I cannot sit and listen to someone deliver information to me in lecture style for very long at this point. My ability to get information from the internet, switching from subject to subject at my earliest discomfort and getting it all in text seems to have ruined me for the old method. Text can be skimmed, reviewed, or held down for examination at will. Going to a 60 or 90 minute lecture many times a week for school now seems inconceivable to me. I was never good at it any any stage of my academic career, but I could at least endure it.
But perhaps not. I can recall clock-watching and tuning out well back into elementary school, and the classes I remember as intersting were math classes where we had problems to work or humanities classes where there would be at least some discussion. Teachers who let me read, write, or daydream – that worked, too. Okay, so maybe I’m not any worse at this now. It sure seems it, though.
I am less enamored of sound in general, which I imagine is part of it. I seek silence more often. I take a break from group conversation more readily. That is likely hearing-related. Though I hear folks just fine, it may be that I am losing some frequencies, destroying nuance and giving everything a blaring sound.
I have opposite impressions listening to a speaker. The first is that s/he is trickling information out too slowly, larding up with normal conversational speech filler such as qualifiers and repetitions; the second is that too much information is being imparted – new subjects introduced late in the game. This would suggest some storage problem is at the root. I can automatically structure an auditory lesson into some workable package, but once that structure is full, or new information does not fit neatly into its design, I cannot absorb more. People continuing to speak actually interferes with learning at that point, as they increase the noise-to-signal ratio. It becomes physically tiring to listen to them, straining to pick up content important enough to be attached to the scaffolding. It’s not just sermons (though no one should be going longer than fifteen minutes at this point), because I have the same impression at Grand Rounds or department meetings, with and without Power Point or handouts. Very quickly, there is not enough that is new in the speaking to attract the ear. I get annoyed. The lecturer clearly thinks that something new and important is being delivered, but it sounds like a minor elaboration to me. The mental tiredness is similar to what I experience when listening to someone with a heavy accent. One has to listen very hard, but one does not get much back.

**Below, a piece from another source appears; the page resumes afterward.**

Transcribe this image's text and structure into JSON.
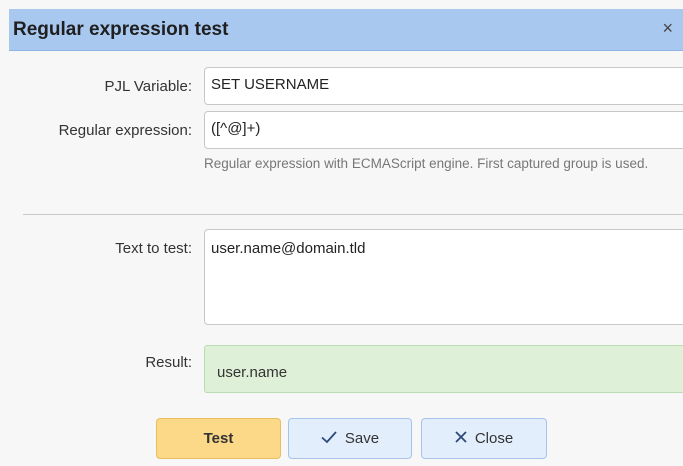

When I have to teach, I hope it is not like that for my audience. I fear it may be. I find even professional speakers on video – presumably selected in Darwinian style for higher interest and ability – tough to listen to. Maybe my standards are just too high for speaker quality these days and I’ve gotten spoiled. Maybe I’m just getting more stupid as I age.
I have attempted at times to switch to a note-taking style, without much success. How in the world did they listen to three-hour sermons in the old days? Were they more patient, or just so understimulated during the week that the novelty gave them wings?